United States District Court, W.D. Washington, Seattle
HONORABLE RICHARD A. JONES JUDGE
matter comes before the Court on Defendants MGC Mortgage,
Inc.'s, LNV Corporation's, and Dovenmuehle Mortgage,
Inc.'s (collectively, “Defendants” or
“moving defendants”) motion to dismiss. Dkt. #
14. Plaintiff opposes the motion. Dkt. # 17. For the reasons
that follow, the Court GRANTS the motion.
following is taken from Plaintiff's Complaint, which is
assumed to be true for the purposes of this motion to
dismiss. Sanders v. Brown, 504 F.3d 903, 910 (9th
claims that he began to experience financial difficulties in
2007 and these difficulties accelerated over the next few
years. Dkt. # 12 (Amended Complaint) at ¶ 7.

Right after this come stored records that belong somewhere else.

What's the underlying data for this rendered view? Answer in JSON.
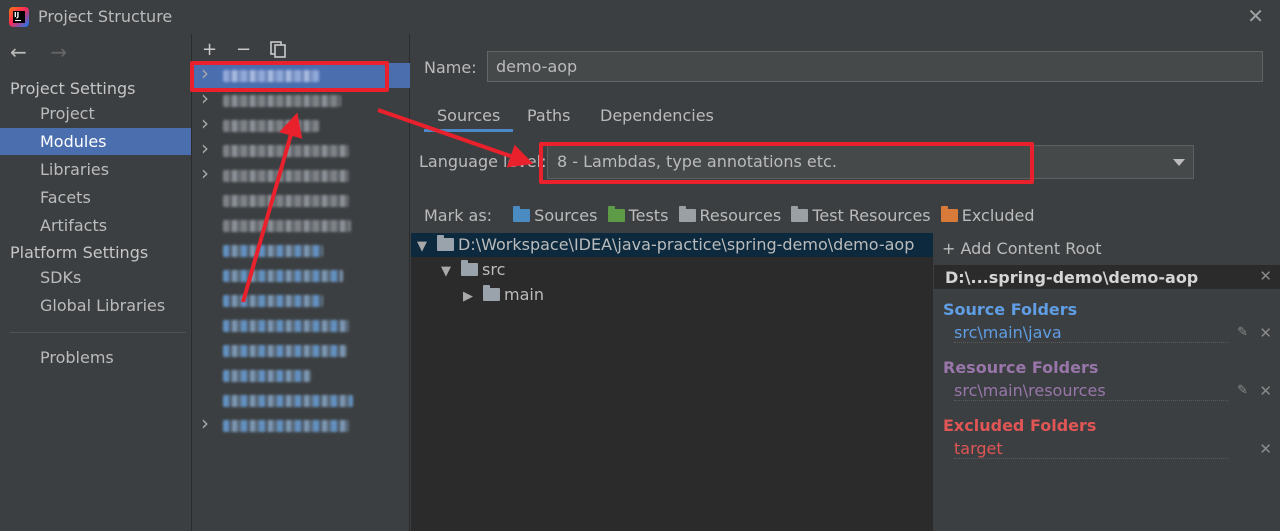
{
  "window": {
    "title": "Project Structure",
    "close_icon": "close-icon"
  },
  "nav": {
    "back_glyph": "←",
    "forward_glyph": "→",
    "project_settings_header": "Project Settings",
    "project_items": [
      "Project",
      "Modules",
      "Libraries",
      "Facets",
      "Artifacts"
    ],
    "selected": "Modules",
    "platform_settings_header": "Platform Settings",
    "platform_items": [
      "SDKs",
      "Global Libraries"
    ],
    "problems": "Problems"
  },
  "modules_toolbar": {
    "add": "+",
    "remove": "−",
    "copy_icon": "copy-icon"
  },
  "module_rows": 15,
  "main": {
    "name_label": "Name:",
    "name_value": "demo-aop",
    "tabs": [
      "Sources",
      "Paths",
      "Dependencies"
    ],
    "active_tab": "Sources",
    "language_level_label": "Language level:",
    "language_level_value": "8 - Lambdas, type annotations etc.",
    "mark_as": {
      "label": "Mark as:",
      "items": [
        "Sources",
        "Tests",
        "Resources",
        "Test Resources",
        "Excluded"
      ]
    }
  },
  "tree": {
    "root": "D:\\Workspace\\IDEA\\java-practice\\spring-demo\\demo-aop",
    "src": "src",
    "main": "main"
  },
  "content_root": {
    "add_label": "+ Add Content Root",
    "root_title": "D:\\...spring-demo\\demo-aop",
    "source_folders_title": "Source Folders",
    "source_folder_path": "src\\main\\java",
    "resource_folders_title": "Resource Folders",
    "resource_folder_path": "src\\main\\resources",
    "excluded_folders_title": "Excluded Folders",
    "excluded_folder_path": "target"
  },
  "colors": {
    "accent_selection": "#4b6eaf",
    "source_blue": "#5f9de4",
    "resource_purple": "#9876aa",
    "excluded_red": "#e05555",
    "annotation_red": "#e8212c"
  }
}
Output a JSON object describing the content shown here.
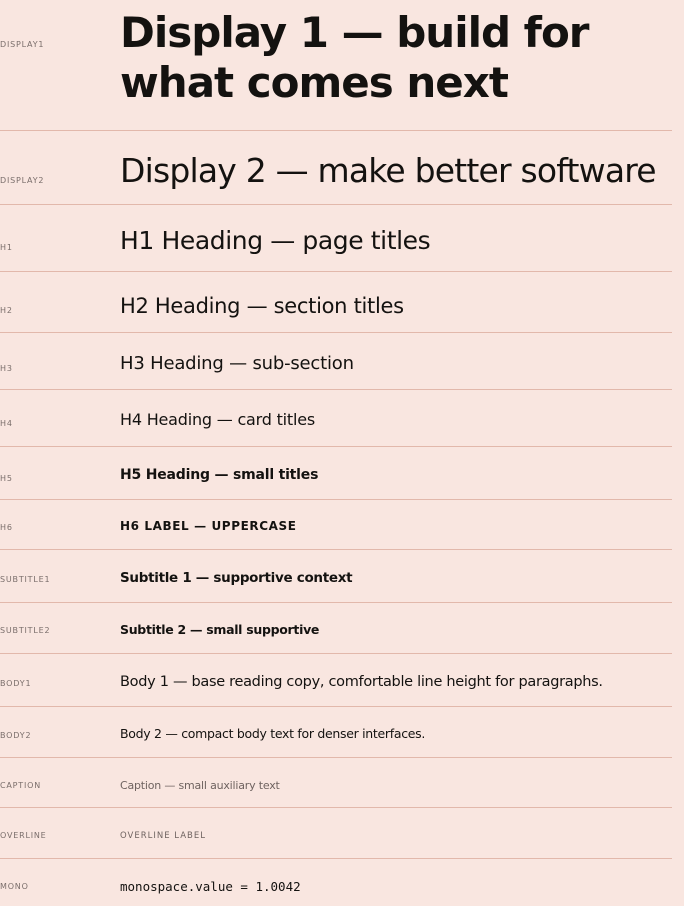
{
  "rows": [
    {
      "token": "DISPLAY1",
      "sample": "Display 1 — build for what comes next"
    },
    {
      "token": "DISPLAY2",
      "sample": "Display 2 — make better software"
    },
    {
      "token": "H1",
      "sample": "H1 Heading — page titles"
    },
    {
      "token": "H2",
      "sample": "H2 Heading — section titles"
    },
    {
      "token": "H3",
      "sample": "H3 Heading — sub-section"
    },
    {
      "token": "H4",
      "sample": "H4 Heading — card titles"
    },
    {
      "token": "H5",
      "sample": "H5 Heading — small titles"
    },
    {
      "token": "H6",
      "sample": "H6 LABEL — UPPERCASE"
    },
    {
      "token": "SUBTITLE1",
      "sample": "Subtitle 1 — supportive context"
    },
    {
      "token": "SUBTITLE2",
      "sample": "Subtitle 2 — small supportive"
    },
    {
      "token": "BODY1",
      "sample": "Body 1 — base reading copy, comfortable line height for paragraphs."
    },
    {
      "token": "BODY2",
      "sample": "Body 2 — compact body text for denser interfaces."
    },
    {
      "token": "CAPTION",
      "sample": "Caption — small auxiliary text"
    },
    {
      "token": "OVERLINE",
      "sample": "OVERLINE LABEL"
    },
    {
      "token": "MONO",
      "sample": "monospace.value = 1.0042"
    }
  ]
}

Plaintiff's financial state prevented him from keeping up
with his current mortgage payments, leading him to seek out a
loan modification. Id.
argues that his monthly payments were too high because the
loan originators overvalued the Subject Property and adjusted
his household income to an inaccurately high level. See,
e.g., Id. at ¶¶ 34, 43. He also claims that
“Defendants' representatives misled [him] into
believing that he would not be eligible for a loan
modification unless [he] was delinquent in his monthly
payments.” Id. at ¶ 11. But after
defaulting on his payments, Defendants refused to modify his
moving defendants are now before the Court seeking dismissal
of all of Plaintiff's claims.
Civ. P. 12(b)(6) permits a court to dismiss a complaint for
failure to state a claim. The rule requires the court to
assume the truth of the complaint's factual allegations
and credit all reasonable inferences arising from those
allegations. Sanders, 504 F.3d at 910. A court
“need not accept as true conclusory allegations that
are contradicted by documents referred to in the
complaint.” Manzarek v. St. Paul Fire & Marine
Ins. Co., 519 F.3d 1025, 1031 (9th Cir. 2008). The
plaintiff must point to factual allegations that “state
a claim to relief that is plausible on its face.”
Bell Atl. Corp. v. Twombly, 550 U.S. 544, 568
(2007). If the plaintiff succeeds, the complaint avoids
dismissal if there is “any set of facts consistent with
the allegations in the complaint” that would entitle
the plaintiff to relief. Id. at 563; Ashcroft v.
Iqbal, 556 U.S. 662, 679 (2009).
court typically cannot consider evidence beyond the four
corners of the complaint, although it may rely on a document
to which the complaint refers if the document is central to
the party's claims and its authenticity is not in
question. Marder v. Lopez, 450 F.3d 445, 448 (9th
Cir. 2006). The court may also consider evidence subject to
judicial notice. United States v. Ritchie, 342 F.3d
903, 908 (9th Cir. 2003).
alleges eight causes of action against all Defendants without
specifying which actions are attributable to each Defendant.
All of these claims fail as alleged against the moving
Plaintiff claims that he is “concerned” that
Defendants will foreclose on the Subject Property. Dkt. # 12
(Amended Complaint) at ¶ 17. Defendant's concern
began in early 2015, but there is no evidence that any such
foreclosure is-or has ever been- pending or even threatened.
The Court may not grant declaratory relief when there is no
controversy and therefore GRANTS Defendants' motion on
this claim. See, e.g., Bisson v. Bank of
America, N.A., 919 F.Supp.2d 1130, 1138-39 (W.D. Wash.
Plaintiff claims he signed the promissory note without
knowing that the payment terms were unreasonable in light of
his financial situation. Dkt. # 12 (Amended Complaint) at
¶ 25. He argues that he “is entitled to have his
mortgage payment amount reformed to show the true intention
of the parties.” Id. at ¶ 29. However,
none of these allegations are directed toward the moving
defendants; they are directed toward the original lenders.
Accordingly, the Court GRANTS ...